Controlled drug delivery systems are being developed at a high rate because of the many advantages they offer in therapy. One advantage is their ability to deliver the active drug at a constant rate over a prolonged period, without delayed onset of action and without interference by gut physiology or other external conditions.
The precision in which the rate of drug release is known reduces the risk of side effects. It also increases patient compliance due to longer periods between dosing. Finally, it achieves better therapeutic effect as a result of all these factors.
Among these novel drug delivery systems are the chemically-controlled systems. These are dependent upon chemical reaction to release the drug from the polymer within which it is contained. The polymer is bioerodible, which means that the device will degrade and doesn’t need to be removed from the body after use. The process through which these polymers pass through a human body must be verified through rigorous preclinical testing, in order to ensure their safety.
Mechanisms of Action
The use of chemically-controlled drug delivery systems relies on one of two main mechanisms:
The bioerosion system, also called the biodegradation system, is based upon the degradation of the polymer within which the drug is uniformly distributed, into smaller molecules which are readily soluble in water.
In most cases, the polymer matrix controls the release of the drug which is evenly dispersed within it. The breakdown of the polymer leads to the entry of water, which causes the drug to dissolve on contact and be released.
The factors which control the release rate include:
- The hydrophilic nature of the polymer
- The porosity of the device
- The presence of any components which can dissolve in water
These characteristics determine whether the water can spread throughout the system or remain confined to the surface alone.
In the first case, the polymer is eroded throughout the entire matrix, known as bulk erosion. It is characterized by an initial superficial degradation of the polymer with drug release, followed by the eventual rapid breakdown of the whole matrix leading to a sudden release of the rest of the drug.
When the polymer is hydrophobic, it repels water from entering inside the device, causing the erosion of the polymer to remain superficial throughout the drug release period. The device is called a surface-eroding device. The drug release rate is then given by the following equation:
dM/dt = KS
K being a constant of the drug concentration within the matrix and rate of erosion of the polymer, while S is the surface area. The rate of decrease of surface area with time is the critical factor in determining the rate of reduction of drug release.
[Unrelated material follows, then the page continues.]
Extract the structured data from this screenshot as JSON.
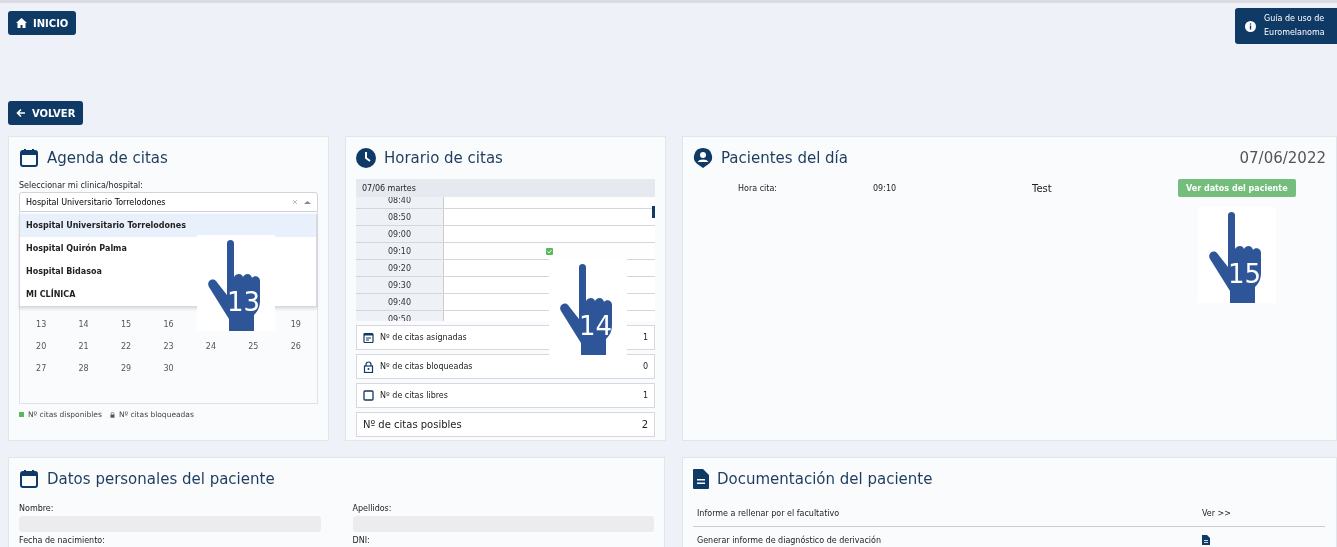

A device shaped like a slab has the greatest area in relation to its volume, while spherical devices have the highest area: surface ratio, and thus the fastest rate of decrease in release rate over time.
The slab shape is the geometry best suited to a constant rate of drug release using this mechanism. The benefit of ensuring a constant surface area with time is the ability to achieve zero-order kinetics in drug release and to avoid having a ghost matrix.
Biodegradable and Water-Soluble Polymers
Biodegradable and water-soluble polymers are thus an intensive area of research. These include:
Though this is theoretically superior to the first type of mechanism, the fact remains that the manufacturing process is not fool-proof: microscopic defects do occur in the polymer. Additionally, most drugs are water-soluble and most polymers are hydrophilic.
As a result, most of these systems end up as bulk-eroding devices and the rate of drug release is controlled by both bulk and surface erosion. This means that it is quite difficult to predict just how much drug will be released.
On the other hand, it is possible to factor in changes in the shape and size of the device, how much drug is carried in each, what and how much excipients are added, including polymeric characteristics such as its rate of degradation and molecular weight, all of which can be regulated to help determine the actual drug release rate.
By this mechanism, the drug is not incorporated physically into the polymer. Instead, it is attached to its backbone through a reactive chemical bond which easily gives way in the presence of water or certain enzymes. This hydrolysis of the bond leads to drug release. The pendent chain is the term used for the polymer backbone itself. When it is water-soluble the drug can be carried to targeted cells or organs for slow controlled release.
However, an insoluble pendent chain functions more as a reservoir of the drug. The shape of the device and the water-solubility of the polymer backbone can both help regulate how fast the chemical bond degrades to release the drug.
One significant negative aspect of this type of chemically-controlled drug delivery system is commercial: the presence of a covalent linkage between the drug and the polymer means that the resulting molecule may well be defined as a new one, requiring stringent safety testing by regulatory bodies before approval is given. This means there is often a delay before the device can be released, which pushes up costs and therefore accessibility.